* _Supplied data_:
◆ ◆ ◆
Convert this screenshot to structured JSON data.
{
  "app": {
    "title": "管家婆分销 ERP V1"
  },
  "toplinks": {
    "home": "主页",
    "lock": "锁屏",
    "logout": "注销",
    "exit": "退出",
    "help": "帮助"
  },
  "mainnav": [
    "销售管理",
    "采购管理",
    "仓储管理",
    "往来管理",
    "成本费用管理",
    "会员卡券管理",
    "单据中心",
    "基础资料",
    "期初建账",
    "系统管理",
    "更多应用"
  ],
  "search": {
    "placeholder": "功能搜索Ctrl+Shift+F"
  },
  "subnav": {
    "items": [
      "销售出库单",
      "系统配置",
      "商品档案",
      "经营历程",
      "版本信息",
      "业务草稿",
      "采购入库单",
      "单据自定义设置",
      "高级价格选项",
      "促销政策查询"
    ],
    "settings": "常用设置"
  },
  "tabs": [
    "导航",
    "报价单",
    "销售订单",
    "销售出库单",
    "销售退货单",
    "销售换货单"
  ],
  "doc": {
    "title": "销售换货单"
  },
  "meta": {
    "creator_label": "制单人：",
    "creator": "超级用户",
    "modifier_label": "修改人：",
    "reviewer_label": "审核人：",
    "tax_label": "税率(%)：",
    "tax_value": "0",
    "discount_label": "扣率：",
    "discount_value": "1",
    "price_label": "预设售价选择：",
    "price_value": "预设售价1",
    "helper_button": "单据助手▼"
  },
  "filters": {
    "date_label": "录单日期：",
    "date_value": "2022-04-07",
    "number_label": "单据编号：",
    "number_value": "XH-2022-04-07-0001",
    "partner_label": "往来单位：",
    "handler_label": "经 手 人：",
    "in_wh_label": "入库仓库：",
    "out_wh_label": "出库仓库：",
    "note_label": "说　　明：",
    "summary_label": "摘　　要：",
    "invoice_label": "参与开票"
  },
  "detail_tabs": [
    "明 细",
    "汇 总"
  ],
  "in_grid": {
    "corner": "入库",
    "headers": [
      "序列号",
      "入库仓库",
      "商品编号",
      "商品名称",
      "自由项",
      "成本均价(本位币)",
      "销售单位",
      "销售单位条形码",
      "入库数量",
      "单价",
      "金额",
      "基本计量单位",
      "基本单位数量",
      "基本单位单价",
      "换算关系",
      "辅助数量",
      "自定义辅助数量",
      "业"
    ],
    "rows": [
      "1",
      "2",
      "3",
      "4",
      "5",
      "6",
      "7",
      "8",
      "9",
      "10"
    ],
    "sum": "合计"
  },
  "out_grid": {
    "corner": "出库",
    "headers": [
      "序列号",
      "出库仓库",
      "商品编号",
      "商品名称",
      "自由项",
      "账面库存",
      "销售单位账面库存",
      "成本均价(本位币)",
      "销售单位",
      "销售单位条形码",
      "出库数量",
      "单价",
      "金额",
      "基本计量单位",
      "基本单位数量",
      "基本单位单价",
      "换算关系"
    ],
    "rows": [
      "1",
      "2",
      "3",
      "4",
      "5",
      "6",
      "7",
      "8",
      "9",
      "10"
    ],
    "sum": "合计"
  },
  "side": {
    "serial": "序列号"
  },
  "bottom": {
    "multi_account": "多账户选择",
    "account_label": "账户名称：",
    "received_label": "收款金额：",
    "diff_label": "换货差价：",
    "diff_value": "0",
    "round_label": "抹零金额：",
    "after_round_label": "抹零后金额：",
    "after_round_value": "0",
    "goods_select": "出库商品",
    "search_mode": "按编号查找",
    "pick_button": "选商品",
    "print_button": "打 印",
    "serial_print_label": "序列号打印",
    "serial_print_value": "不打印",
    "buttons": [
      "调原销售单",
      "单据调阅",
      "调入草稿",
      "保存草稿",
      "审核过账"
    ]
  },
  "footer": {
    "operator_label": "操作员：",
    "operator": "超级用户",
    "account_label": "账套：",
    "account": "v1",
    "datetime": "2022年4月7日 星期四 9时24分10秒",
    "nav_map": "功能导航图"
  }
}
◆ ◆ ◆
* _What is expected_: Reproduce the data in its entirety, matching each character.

* _Result below_:
Convert this screenshot to structured JSON data.
{
  "app": {
    "title": "管家婆分销 ERP V1"
  },
  "toplinks": {
    "home": "主页",
    "lock": "锁屏",
    "logout": "注销",
    "exit": "退出",
    "help": "帮助"
  },
  "mainnav": [
    "销售管理",
    "采购管理",
    "仓储管理",
    "往来管理",
    "成本费用管理",
    "会员卡券管理",
    "单据中心",
    "基础资料",
    "期初建账",
    "系统管理",
    "更多应用"
  ],
  "search": {
    "placeholder": "功能搜索Ctrl+Shift+F"
  },
  "subnav": {
    "items": [
      "销售出库单",
      "系统配置",
      "商品档案",
      "经营历程",
      "版本信息",
      "业务草稿",
      "采购入库单",
      "单据自定义设置",
      "高级价格选项",
      "促销政策查询"
    ],
    "settings": "常用设置"
  },
  "tabs": [
    "导航",
    "报价单",
    "销售订单",
    "销售出库单",
    "销售退货单",
    "销售换货单"
  ],
  "doc": {
    "title": "销售换货单"
  },
  "meta": {
    "creator_label": "制单人：",
    "creator": "超级用户",
    "modifier_label": "修改人：",
    "reviewer_label": "审核人：",
    "tax_label": "税率(%)：",
    "tax_value": "0",
    "discount_label": "扣率：",
    "discount_value": "1",
    "price_label": "预设售价选择：",
    "price_value": "预设售价1",
    "helper_button": "单据助手▼"
  },
  "filters": {
    "date_label": "录单日期：",
    "date_value": "2022-04-07",
    "number_label": "单据编号：",
    "number_value": "XH-2022-04-07-0001",
    "partner_label": "往来单位：",
    "handler_label": "经 手 人：",
    "in_wh_label": "入库仓库：",
    "out_wh_label": "出库仓库：",
    "note_label": "说　　明：",
    "summary_label": "摘　　要：",
    "invoice_label": "参与开票"
  },
  "detail_tabs": [
    "明 细",
    "汇 总"
  ],
  "in_grid": {
    "corner": "入库",
    "headers": [
      "序列号",
      "入库仓库",
      "商品编号",
      "商品名称",
      "自由项",
      "成本均价(本位币)",
      "销售单位",
      "销售单位条形码",
      "入库数量",
      "单价",
      "金额",
      "基本计量单位",
      "基本单位数量",
      "基本单位单价",
      "换算关系",
      "辅助数量",
      "自定义辅助数量",
      "业"
    ],
    "rows": [
      "1",
      "2",
      "3",
      "4",
      "5",
      "6",
      "7",
      "8",
      "9",
      "10"
    ],
    "sum": "合计"
  },
  "out_grid": {
    "corner": "出库",
    "headers": [
      "序列号",
      "出库仓库",
      "商品编号",
      "商品名称",
      "自由项",
      "账面库存",
      "销售单位账面库存",
      "成本均价(本位币)",
      "销售单位",
      "销售单位条形码",
      "出库数量",
      "单价",
      "金额",
      "基本计量单位",
      "基本单位数量",
      "基本单位单价",
      "换算关系"
    ],
    "rows": [
      "1",
      "2",
      "3",
      "4",
      "5",
      "6",
      "7",
      "8",
      "9",
      "10"
    ],
    "sum": "合计"
  },
  "side": {
    "serial": "序列号"
  },
  "bottom": {
    "multi_account": "多账户选择",
    "account_label": "账户名称：",
    "received_label": "收款金额：",
    "diff_label": "换货差价：",
    "diff_value": "0",
    "round_label": "抹零金额：",
    "after_round_label": "抹零后金额：",
    "after_round_value": "0",
    "goods_select": "出库商品",
    "search_mode": "按编号查找",
    "pick_button": "选商品",
    "print_button": "打 印",
    "serial_print_label": "序列号打印",
    "serial_print_value": "不打印",
    "buttons": [
      "调原销售单",
      "单据调阅",
      "调入草稿",
      "保存草稿",
      "审核过账"
    ]
  },
  "footer": {
    "operator_label": "操作员：",
    "operator": "超级用户",
    "account_label": "账套：",
    "account": "v1",
    "datetime": "2022年4月7日 星期四 9时24分10秒",
    "nav_map": "功能导航图"
  }
}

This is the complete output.